Exercise objective: For the data below, report how many lines include the word "JSON", and write nothing else.
___ Supplied data
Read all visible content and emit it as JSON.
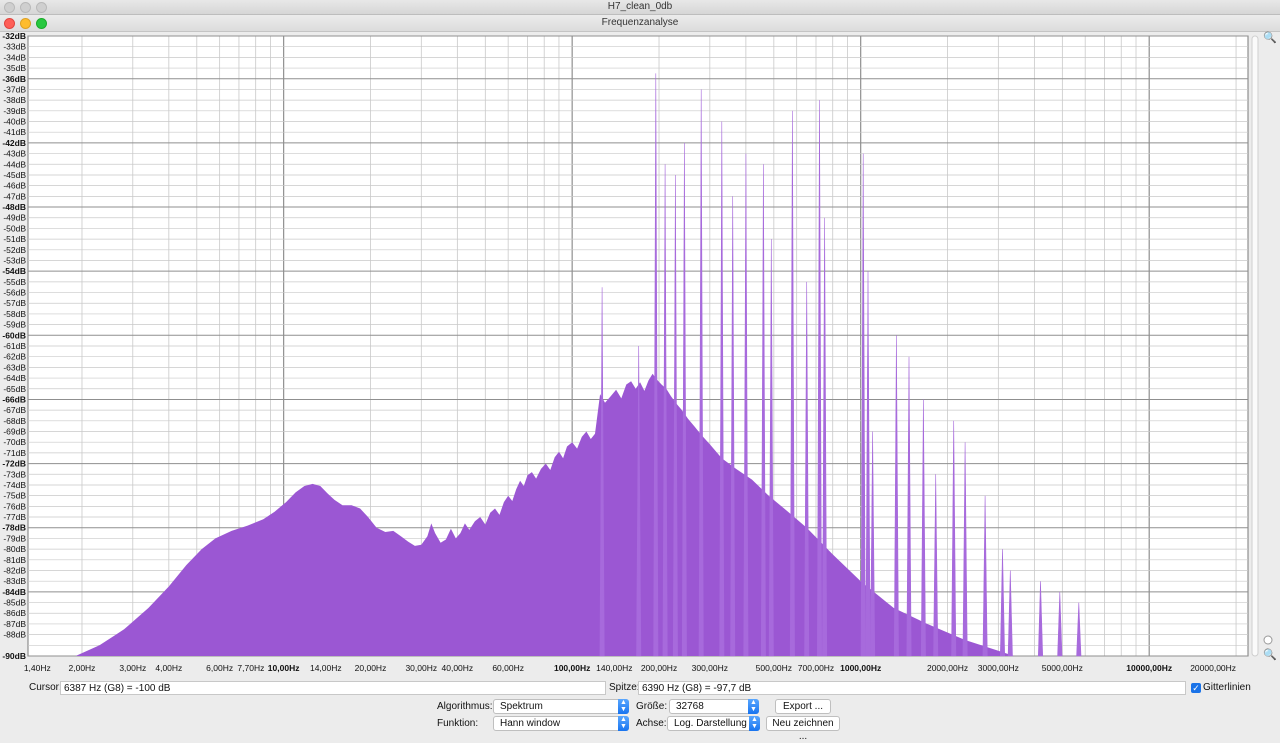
{
  "window": {
    "outer_title": "H7_clean_0db",
    "title": "Frequenzanalyse"
  },
  "chart_data": {
    "type": "area",
    "xscale": "log",
    "xlim": [
      1.3,
      22000
    ],
    "ylim": [
      -90,
      -32
    ],
    "y_ticks": [
      -32,
      -33,
      -34,
      -35,
      -36,
      -37,
      -38,
      -39,
      -40,
      -41,
      -42,
      -43,
      -44,
      -45,
      -46,
      -47,
      -48,
      -49,
      -50,
      -51,
      -52,
      -53,
      -54,
      -55,
      -56,
      -57,
      -58,
      -59,
      -60,
      -61,
      -62,
      -63,
      -64,
      -65,
      -66,
      -67,
      -68,
      -69,
      -70,
      -71,
      -72,
      -73,
      -74,
      -75,
      -76,
      -77,
      -78,
      -79,
      -80,
      -81,
      -82,
      -83,
      -84,
      -85,
      -86,
      -87,
      -88,
      -90
    ],
    "y_bold_ticks": [
      -32,
      -36,
      -42,
      -48,
      -54,
      -60,
      -66,
      -72,
      -78,
      -84,
      -90
    ],
    "x_ticks": [
      {
        "f": 1.4,
        "label": "1,40Hz",
        "bold": false
      },
      {
        "f": 2,
        "label": "2,00Hz",
        "bold": false
      },
      {
        "f": 3,
        "label": "3,00Hz",
        "bold": false
      },
      {
        "f": 4,
        "label": "4,00Hz",
        "bold": false
      },
      {
        "f": 6,
        "label": "6,00Hz",
        "bold": false
      },
      {
        "f": 7.7,
        "label": "7,70Hz",
        "bold": false
      },
      {
        "f": 10,
        "label": "10,00Hz",
        "bold": true
      },
      {
        "f": 14,
        "label": "14,00Hz",
        "bold": false
      },
      {
        "f": 20,
        "label": "20,00Hz",
        "bold": false
      },
      {
        "f": 30,
        "label": "30,00Hz",
        "bold": false
      },
      {
        "f": 40,
        "label": "40,00Hz",
        "bold": false
      },
      {
        "f": 60,
        "label": "60,00Hz",
        "bold": false
      },
      {
        "f": 100,
        "label": "100,00Hz",
        "bold": true
      },
      {
        "f": 140,
        "label": "140,00Hz",
        "bold": false
      },
      {
        "f": 200,
        "label": "200,00Hz",
        "bold": false
      },
      {
        "f": 300,
        "label": "300,00Hz",
        "bold": false
      },
      {
        "f": 500,
        "label": "500,00Hz",
        "bold": false
      },
      {
        "f": 700,
        "label": "700,00Hz",
        "bold": false
      },
      {
        "f": 1000,
        "label": "1000,00Hz",
        "bold": true
      },
      {
        "f": 2000,
        "label": "2000,00Hz",
        "bold": false
      },
      {
        "f": 3000,
        "label": "3000,00Hz",
        "bold": false
      },
      {
        "f": 5000,
        "label": "5000,00Hz",
        "bold": false
      },
      {
        "f": 10000,
        "label": "10000,00Hz",
        "bold": true
      },
      {
        "f": 20000,
        "label": "20000,00Hz",
        "bold": false
      }
    ],
    "envelope": [
      [
        1.9,
        -90
      ],
      [
        2.3,
        -89
      ],
      [
        2.8,
        -87.5
      ],
      [
        3.4,
        -85.5
      ],
      [
        4.0,
        -83.5
      ],
      [
        4.6,
        -81.5
      ],
      [
        5.2,
        -80
      ],
      [
        5.8,
        -79
      ],
      [
        6.6,
        -78.3
      ],
      [
        7.5,
        -77.8
      ],
      [
        8.5,
        -77.2
      ],
      [
        9.3,
        -76.5
      ],
      [
        10.2,
        -75.6
      ],
      [
        11.0,
        -74.7
      ],
      [
        11.8,
        -74.1
      ],
      [
        12.6,
        -73.9
      ],
      [
        13.4,
        -74.1
      ],
      [
        14.2,
        -74.8
      ],
      [
        15.0,
        -75.4
      ],
      [
        16.0,
        -75.9
      ],
      [
        17.2,
        -75.9
      ],
      [
        18.4,
        -76.2
      ],
      [
        19.6,
        -77
      ],
      [
        21.0,
        -78
      ],
      [
        22.5,
        -78.4
      ],
      [
        24.0,
        -78.3
      ],
      [
        25.5,
        -78.8
      ],
      [
        27.0,
        -79.3
      ],
      [
        28.5,
        -79.7
      ],
      [
        30.0,
        -79.6
      ],
      [
        31.5,
        -78.8
      ],
      [
        32.5,
        -77.6
      ],
      [
        33.5,
        -78.5
      ],
      [
        35.0,
        -79.4
      ],
      [
        36.5,
        -79.1
      ],
      [
        38.0,
        -78.1
      ],
      [
        39.5,
        -79
      ],
      [
        41.0,
        -78.5
      ],
      [
        42.5,
        -77.6
      ],
      [
        44.0,
        -78.2
      ],
      [
        46.0,
        -77.4
      ],
      [
        48.0,
        -77
      ],
      [
        50.0,
        -77.7
      ],
      [
        52.0,
        -76.6
      ],
      [
        54.0,
        -76.2
      ],
      [
        56.0,
        -76.8
      ],
      [
        58.0,
        -75.6
      ],
      [
        60.0,
        -75
      ],
      [
        62.0,
        -75.5
      ],
      [
        64.0,
        -74.4
      ],
      [
        66.0,
        -73.6
      ],
      [
        68.0,
        -74.1
      ],
      [
        70.0,
        -73.1
      ],
      [
        72.5,
        -72.8
      ],
      [
        75.0,
        -73.4
      ],
      [
        78.0,
        -72.5
      ],
      [
        81.0,
        -72
      ],
      [
        84.0,
        -72.6
      ],
      [
        87.0,
        -71.4
      ],
      [
        90.0,
        -70.9
      ],
      [
        93.0,
        -71.5
      ],
      [
        96.0,
        -70.4
      ],
      [
        100.0,
        -70
      ],
      [
        104.0,
        -70.6
      ],
      [
        108.0,
        -69.5
      ],
      [
        112.0,
        -69
      ],
      [
        116.0,
        -69.7
      ],
      [
        120.0,
        -69.2
      ],
      [
        125.0,
        -65.5
      ],
      [
        130.0,
        -66.3
      ],
      [
        136.0,
        -65.7
      ],
      [
        142.0,
        -65.1
      ],
      [
        148.0,
        -65.9
      ],
      [
        154.0,
        -64.6
      ],
      [
        160.0,
        -64.3
      ],
      [
        166.0,
        -65
      ],
      [
        172.0,
        -64.4
      ],
      [
        178.0,
        -65.2
      ],
      [
        184.0,
        -64.2
      ],
      [
        190.0,
        -63.6
      ],
      [
        196.0,
        -64.1
      ],
      [
        204.0,
        -64.6
      ],
      [
        212.0,
        -65
      ],
      [
        220.0,
        -65.7
      ],
      [
        230.0,
        -66.4
      ],
      [
        240.0,
        -67
      ],
      [
        252.0,
        -67.8
      ],
      [
        265.0,
        -68.5
      ],
      [
        280.0,
        -69.3
      ],
      [
        300.0,
        -70.2
      ],
      [
        330.0,
        -71.5
      ],
      [
        370.0,
        -72.5
      ],
      [
        420.0,
        -73.5
      ],
      [
        480.0,
        -75
      ],
      [
        560.0,
        -76.5
      ],
      [
        650.0,
        -78
      ],
      [
        800.0,
        -80.5
      ],
      [
        1000.0,
        -83
      ],
      [
        1300.0,
        -85.5
      ],
      [
        1700.0,
        -87
      ],
      [
        2300.0,
        -88.5
      ],
      [
        3000.0,
        -89.5
      ],
      [
        3400.0,
        -90
      ]
    ],
    "peaks": [
      [
        127,
        -55.5
      ],
      [
        170,
        -61
      ],
      [
        195,
        -35.5
      ],
      [
        210,
        -44
      ],
      [
        228,
        -45
      ],
      [
        245,
        -42
      ],
      [
        280,
        -37
      ],
      [
        330,
        -40
      ],
      [
        360,
        -47
      ],
      [
        400,
        -43
      ],
      [
        460,
        -44
      ],
      [
        490,
        -51
      ],
      [
        580,
        -39
      ],
      [
        650,
        -55
      ],
      [
        720,
        -38
      ],
      [
        750,
        -49
      ],
      [
        1020,
        -43
      ],
      [
        1060,
        -54
      ],
      [
        1100,
        -69
      ],
      [
        1330,
        -60
      ],
      [
        1470,
        -62
      ],
      [
        1650,
        -66
      ],
      [
        1820,
        -73
      ],
      [
        2100,
        -68
      ],
      [
        2300,
        -70
      ],
      [
        2700,
        -75
      ],
      [
        3100,
        -80
      ],
      [
        3300,
        -82
      ],
      [
        4200,
        -83
      ],
      [
        4900,
        -84
      ],
      [
        5700,
        -85
      ]
    ]
  },
  "status": {
    "cursor_label": "Cursor:",
    "cursor_value": "6387 Hz (G8) = -100 dB",
    "peak_label": "Spitze:",
    "peak_value": "6390 Hz (G8) = -97,7 dB",
    "grid_label": "Gitterlinien",
    "grid_checked": true
  },
  "controls": {
    "algorithm_label": "Algorithmus:",
    "algorithm_value": "Spektrum",
    "size_label": "Größe:",
    "size_value": "32768",
    "export_label": "Export ...",
    "function_label": "Funktion:",
    "function_value": "Hann window",
    "axis_label": "Achse:",
    "axis_value": "Log. Darstellung",
    "redraw_label": "Neu zeichnen ..."
  },
  "colors": {
    "fill": "#9b57d3",
    "peak": "#a76adc",
    "grid_minor": "#c9c9c9",
    "grid_major": "#8f8f8f"
  },
  "icons": [
    "zoom-in-icon",
    "zoom-out-icon",
    "checkbox-icon",
    "chevron-updown-icon"
  ]
}
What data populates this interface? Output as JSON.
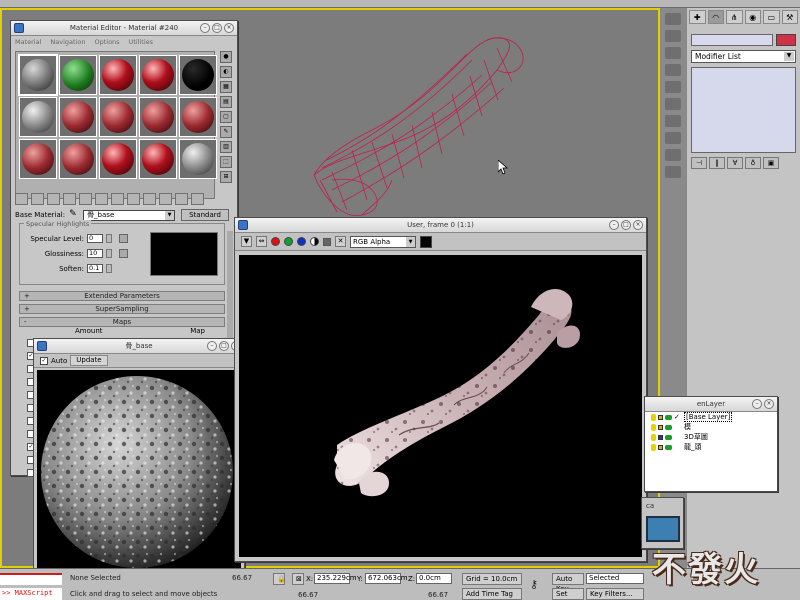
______
Response for this exercise: 2